David Rush, head of insurance for Deloitte North and South Europe, explained that customers’ expectations have evolved.

“Experience in other industries has taught them to expect more and they have become used to being able to access relevant services in one place.

“Despite the fact that insurers are bullish about the industry’s progress in adapting to the new digital age – 80% think the industry is keeping up with technological advancement – there has been little genuine disruption in the market so far,” he added.

Insurers are expecting to broaden their service offerings to include more than just the insurance protection element.

It said that another main challenge to growth over the past three years has been regulatory and legal obstacles however expanding customer expectations was now seen as the biggest challenge by 45%.

Deloitte found that 62% of insurers believe that consumers regard non-insurance products the most important factor when choosing an insurer, 57% believed that access to friendly knowledgeable staff was the most effective way to increase customer loyalty.

Andy Masters, partner at Deloitte, added: “Insurers have to figure out how to offer customer products and services that are relevant to them at any time when they need them.

“These might be unrelated to the day to day but are about creating a more desirable experience that drives up frequency and quality of interaction.
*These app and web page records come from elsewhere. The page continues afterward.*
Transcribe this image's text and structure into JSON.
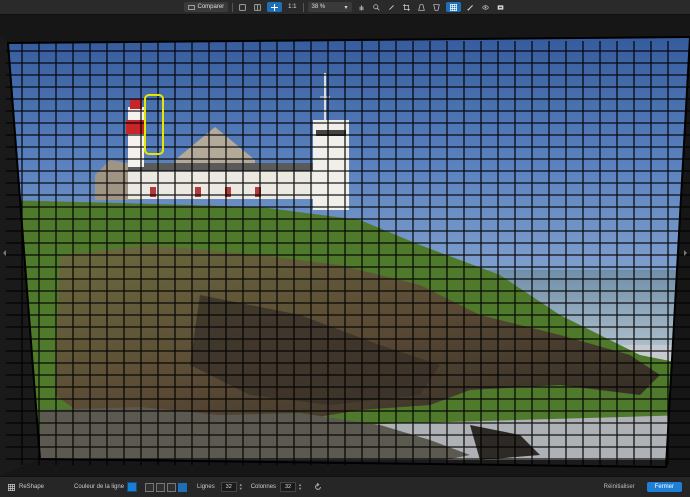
{
  "toolbar": {
    "compare_label": "Comparer",
    "zoom_11": "1:1",
    "zoom_level": "38 %",
    "icons": [
      "compare-icon",
      "single-view-icon",
      "split-view-icon",
      "move-icon",
      "hand-icon",
      "zoom-icon",
      "eyedropper-icon",
      "crop-icon",
      "perspective-icon",
      "reshape-grid-icon",
      "brush-icon",
      "eye-icon",
      "overlay-icon"
    ]
  },
  "bottom": {
    "tool_name": "ReShape",
    "line_color_label": "Couleur de la ligne",
    "line_color": "#1a7fd4",
    "rows_label": "Lignes",
    "rows_value": "32",
    "cols_label": "Colonnes",
    "cols_value": "32",
    "reset_label": "Réinitialiser",
    "close_label": "Fermer"
  },
  "colors": {
    "accent": "#1f7fd6",
    "highlight": "#e6e600",
    "grid": "#000000"
  }
}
“The technology clearly exists to help them do this given the many non-insurance examples. Unlike new technology-based start-ups, incumbent insurers already have millions of customers to work with build engaging propositions that create stickiness.”

Different growth roadmap

The traditional approach of selling protective products might not fit the future, a shift to a new service-based model and greater focus on prevention might be necessary.

It said that by 2024 more than a quarter (33%) of premium volume will come from brand new propositions.

Olivier de Groote, partner at Deloitte said that customers are increasingly looking for frictionless services.

“Insurance is some way behind but those that are investing more in technology and offering the market an easy and complete experience that offers clear solutions to customers problems are in a good position,” he added.

Clive Buesnel, vice chairman and UK head of insurance at Deloitte said that a significant shift towards services among insurers might be seen as they try to engage customers with offerings that add value. And as insurance will be embedded in a range of valuable services it will no longer be a grudge purchase.

Organic growth will not be enough

Incumbent firm can no longer rely on organic growth or internal innovation.

Sparshott added that M&A activity will centre around core markets and products but will also be used via acquisition or partnership to access technologies that enable improvements within the industry.

While 81% of insurers are planning partnerships in existing markets, almost half (44%) have firm plans to forge alliances to enter new territories.

M&A is increasingly becoming the tactic of choice for growth with 49% saying the top driver for this activity is the need to expand products and service offerings.

Digital disruption

More than three quarters (80%) felt like the industry was keeping pace with technological advancement, with 95% expecting an increase in the use of advanced analytics over the next three years.

The top challenges cited were cyber and data regulation at 51%.

Andy Lees, partner at Deloitte recommended that insurers should adopt an ecosystem approach that involves partnership and outsourcing.

But he said it will take a lot of effort to transition from a legacy system.